I can’t help but see the parallels to the construction industry—an industry that many say is slow to change. However, I think we can all agree that if a new way of doing things helps us work smarter, it’s worth a try. In “Business Sense”, Todd A. Jones and Katie Dunn discuss project delivery methods. Jones, an attorney with experience in construction law and litigation, points out that fewer contracts and more coordination with design-build lead to more efficient projects. Jones also thinks that as the construction industry continues to embrace design-build,we’ll see less litigation—a win-win for everyone.

Surely, as you’ve become more experienced in your position, you’ve developed “tricks of the trade” that help you complete tasks more efficiently. In “Tech Point”, John Jensen, president of Jensen Roofing Inc., Newcastle, Wash., and the training program manager for the Edmonds, Wash.-based Tile Roofing Institute, shares a couple “tricks” that will ease tile roofing layout. What are your “tricks of the trade”? Please share them with me!

Her Roofing family was in attendance (shown here at the rehearsal dinner). From left to right: John Riester, vice president of business development; Barrett Hahn, publisher, who served as the wedding photographer; and Becky Riester, who was a bridesmaid.

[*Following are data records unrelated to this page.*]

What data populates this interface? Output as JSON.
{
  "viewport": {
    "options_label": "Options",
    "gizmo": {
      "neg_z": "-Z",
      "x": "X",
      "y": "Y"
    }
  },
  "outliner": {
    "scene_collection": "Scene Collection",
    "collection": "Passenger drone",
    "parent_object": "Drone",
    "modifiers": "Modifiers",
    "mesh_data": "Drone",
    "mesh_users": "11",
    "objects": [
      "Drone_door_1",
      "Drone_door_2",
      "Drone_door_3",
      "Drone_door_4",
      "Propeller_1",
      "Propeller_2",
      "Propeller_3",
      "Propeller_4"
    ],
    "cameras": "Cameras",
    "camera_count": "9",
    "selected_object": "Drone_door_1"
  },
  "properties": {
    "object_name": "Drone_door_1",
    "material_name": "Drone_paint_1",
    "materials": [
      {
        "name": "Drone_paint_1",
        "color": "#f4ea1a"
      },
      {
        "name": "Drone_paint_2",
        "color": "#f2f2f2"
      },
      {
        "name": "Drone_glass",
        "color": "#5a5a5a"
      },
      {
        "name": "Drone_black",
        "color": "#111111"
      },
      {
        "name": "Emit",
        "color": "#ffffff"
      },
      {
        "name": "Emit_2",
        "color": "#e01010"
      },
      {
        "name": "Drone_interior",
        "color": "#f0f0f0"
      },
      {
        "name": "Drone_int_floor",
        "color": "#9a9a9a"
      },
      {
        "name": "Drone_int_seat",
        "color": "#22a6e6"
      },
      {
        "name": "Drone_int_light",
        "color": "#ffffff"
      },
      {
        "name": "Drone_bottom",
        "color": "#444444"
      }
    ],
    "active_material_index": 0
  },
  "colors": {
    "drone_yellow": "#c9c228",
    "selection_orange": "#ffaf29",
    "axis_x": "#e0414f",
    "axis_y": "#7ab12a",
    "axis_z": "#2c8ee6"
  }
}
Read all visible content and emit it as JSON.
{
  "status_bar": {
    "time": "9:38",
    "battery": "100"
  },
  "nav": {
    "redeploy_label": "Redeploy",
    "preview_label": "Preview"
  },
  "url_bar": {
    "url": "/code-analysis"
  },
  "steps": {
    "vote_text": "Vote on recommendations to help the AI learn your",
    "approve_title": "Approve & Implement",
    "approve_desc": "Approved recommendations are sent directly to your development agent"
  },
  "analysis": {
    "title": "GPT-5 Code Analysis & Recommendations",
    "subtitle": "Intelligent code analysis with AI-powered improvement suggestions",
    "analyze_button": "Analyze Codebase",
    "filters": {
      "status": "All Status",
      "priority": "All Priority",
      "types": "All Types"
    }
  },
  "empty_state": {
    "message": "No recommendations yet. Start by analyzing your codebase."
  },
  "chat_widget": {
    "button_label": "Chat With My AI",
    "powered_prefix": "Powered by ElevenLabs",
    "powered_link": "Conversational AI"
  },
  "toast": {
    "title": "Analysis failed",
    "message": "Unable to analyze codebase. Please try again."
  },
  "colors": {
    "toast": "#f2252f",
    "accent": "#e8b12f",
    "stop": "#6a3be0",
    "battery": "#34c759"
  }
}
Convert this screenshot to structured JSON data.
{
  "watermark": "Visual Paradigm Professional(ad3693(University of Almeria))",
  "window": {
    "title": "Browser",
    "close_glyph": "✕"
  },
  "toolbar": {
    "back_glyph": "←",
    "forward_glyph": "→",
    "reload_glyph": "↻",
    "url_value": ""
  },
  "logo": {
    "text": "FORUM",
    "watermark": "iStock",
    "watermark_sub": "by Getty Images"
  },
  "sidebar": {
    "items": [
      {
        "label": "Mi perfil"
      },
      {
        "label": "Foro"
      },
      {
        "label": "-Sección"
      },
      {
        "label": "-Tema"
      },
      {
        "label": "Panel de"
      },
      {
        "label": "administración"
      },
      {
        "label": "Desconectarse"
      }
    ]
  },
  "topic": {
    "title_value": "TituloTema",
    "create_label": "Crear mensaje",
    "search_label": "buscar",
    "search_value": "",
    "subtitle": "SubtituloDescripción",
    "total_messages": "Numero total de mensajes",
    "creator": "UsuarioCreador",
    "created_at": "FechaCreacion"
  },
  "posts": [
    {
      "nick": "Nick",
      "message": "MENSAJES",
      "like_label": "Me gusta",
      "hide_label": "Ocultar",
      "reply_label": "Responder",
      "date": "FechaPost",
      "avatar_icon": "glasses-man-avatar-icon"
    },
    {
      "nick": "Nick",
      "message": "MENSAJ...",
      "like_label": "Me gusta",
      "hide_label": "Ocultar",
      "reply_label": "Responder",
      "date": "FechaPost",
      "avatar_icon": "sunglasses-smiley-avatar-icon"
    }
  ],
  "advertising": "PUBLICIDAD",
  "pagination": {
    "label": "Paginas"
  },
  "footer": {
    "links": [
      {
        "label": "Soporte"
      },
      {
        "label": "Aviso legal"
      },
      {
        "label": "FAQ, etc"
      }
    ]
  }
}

Koch’s Roofing family was in attendance (shown here at the rehearsal dinner). From left to right: John Riester, vice president of business development; Barrett Hahn, publisher, who served as the wedding photographer; and Becky Riester, who was a bridesmaid.

As winter approaches, it’s a good time to remind your customers how they can avoid emergency calls to your roofing company. In “On My Mind”, Connie Menard with Greenawalt Roofing Co., Landisville, Pa., shares seven tips your customers can complete to ensure their buildings are well protected this winter. Step No. 6 is “Clean your gutters”, something my husband does for our home and that of our elderly neighbor on a regular basis. Our neighbor says I’m lucky to have such a considerate husband. Bart says he’s just trying to avoid potential problems from arising. I’m pretty sure they’re both right.